We wanted to use the “framework law” instrument to cover all sectors precisely because it was the only appropriate one for pervasive and lasting equality policies, hinging them on an institutional effort geared toward the development and prevention of violence that continues to dramatically affect women up to this very day.

The inclusion of gender medicine in the Regional Law for Equality and against Gender Discrimination (art. 10 of Regional Law No. 6/2014), based on the principle of personalised and appropriate care, has therefore assigned the healthcare “machine” the task of providing for an equity and gender-oriented update.

Continuing vocational training of social and healthcare staff, communication campaigns and correct information to citizens, promotion of scientific research and new prevention and equal opportunities pathways according to gender specificity are all objectives and tangible actions provided for by the Law for Equality and to which the Emilia-Romagna Region needs to adapt its social and health organisation and their policy documents. Specifically, the new Regional Social and Healthcare Plan that is being developed through a pathway that sees the active participation by all the system’s protagonists in public meetings and hearings, will expressly comprise, for the very first time, gender medicine as an approach no longer left to chance.

The horizon of continuous improvement of the quality of the healthcare system of the future and its sustainability in economic terms, as well as in terms of the increased and tangible well-being of women, men and children of all ages depend on the complete implementation of this law being drafted by the Committee that I chair.
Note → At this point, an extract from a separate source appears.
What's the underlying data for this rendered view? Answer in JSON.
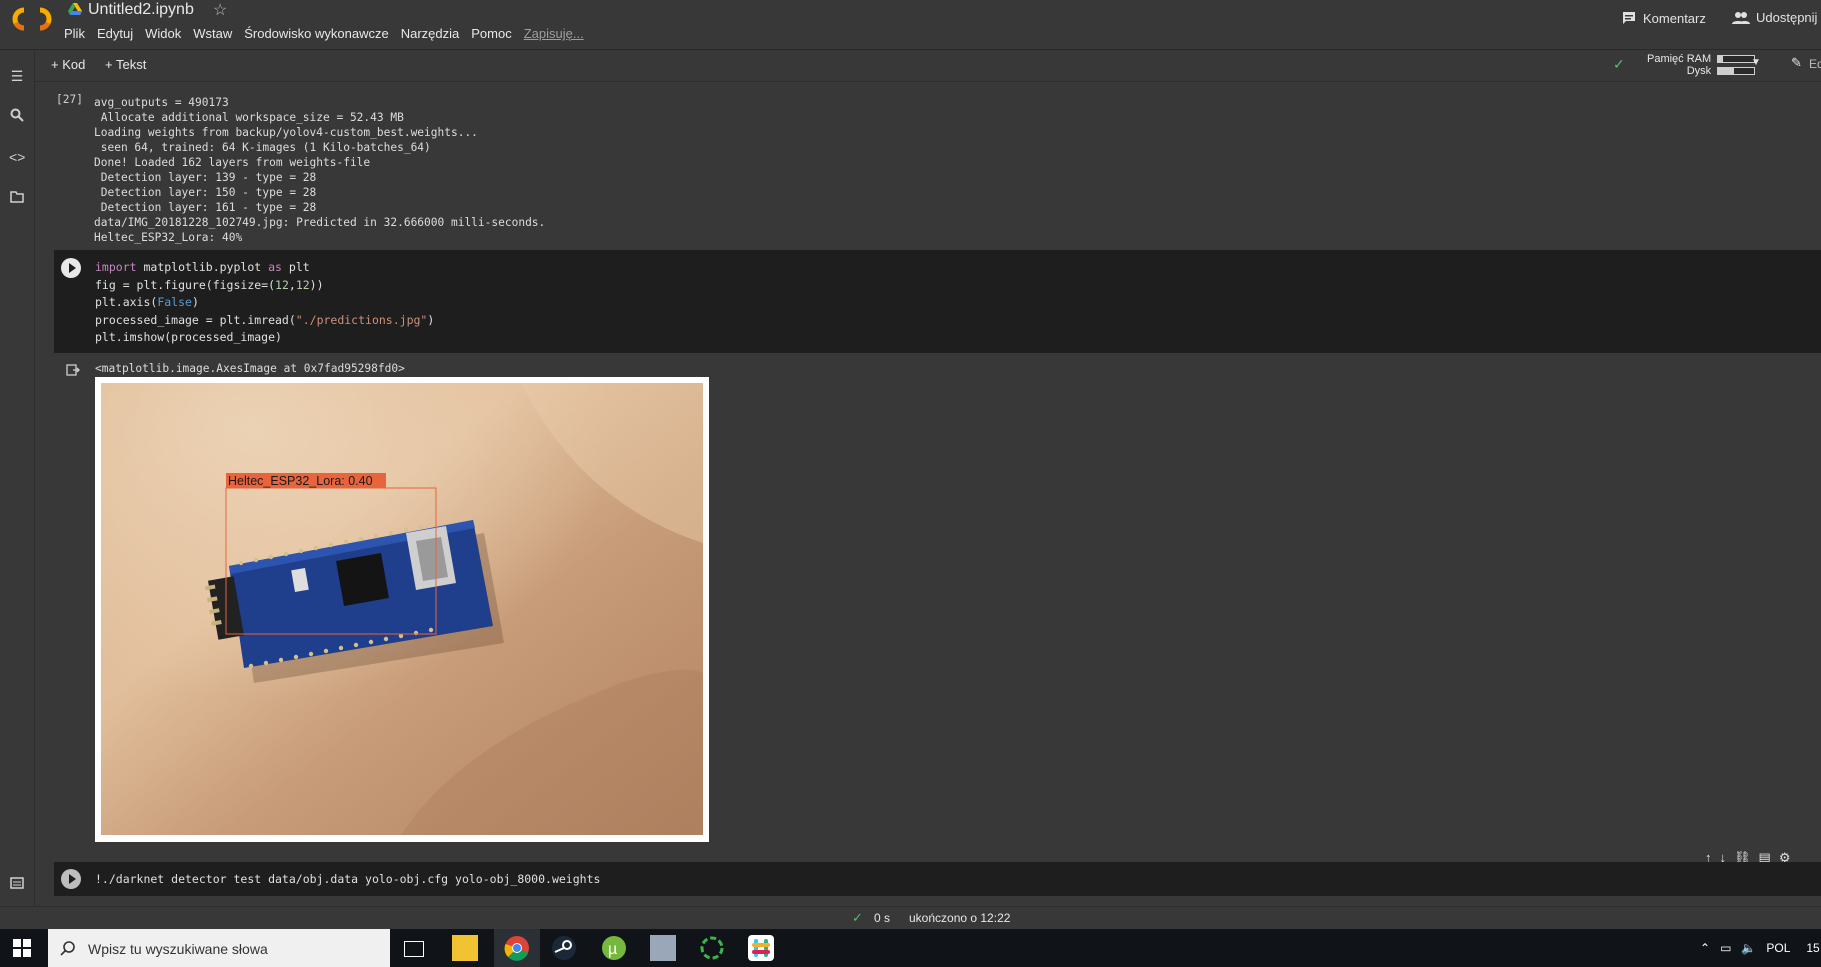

We really believe that gender medicine is an essential piece of that cultural and social change that we are implementing in Emilia-Romagna and that we are proposing throughout the country.

Interview by
Mariapaola Salmi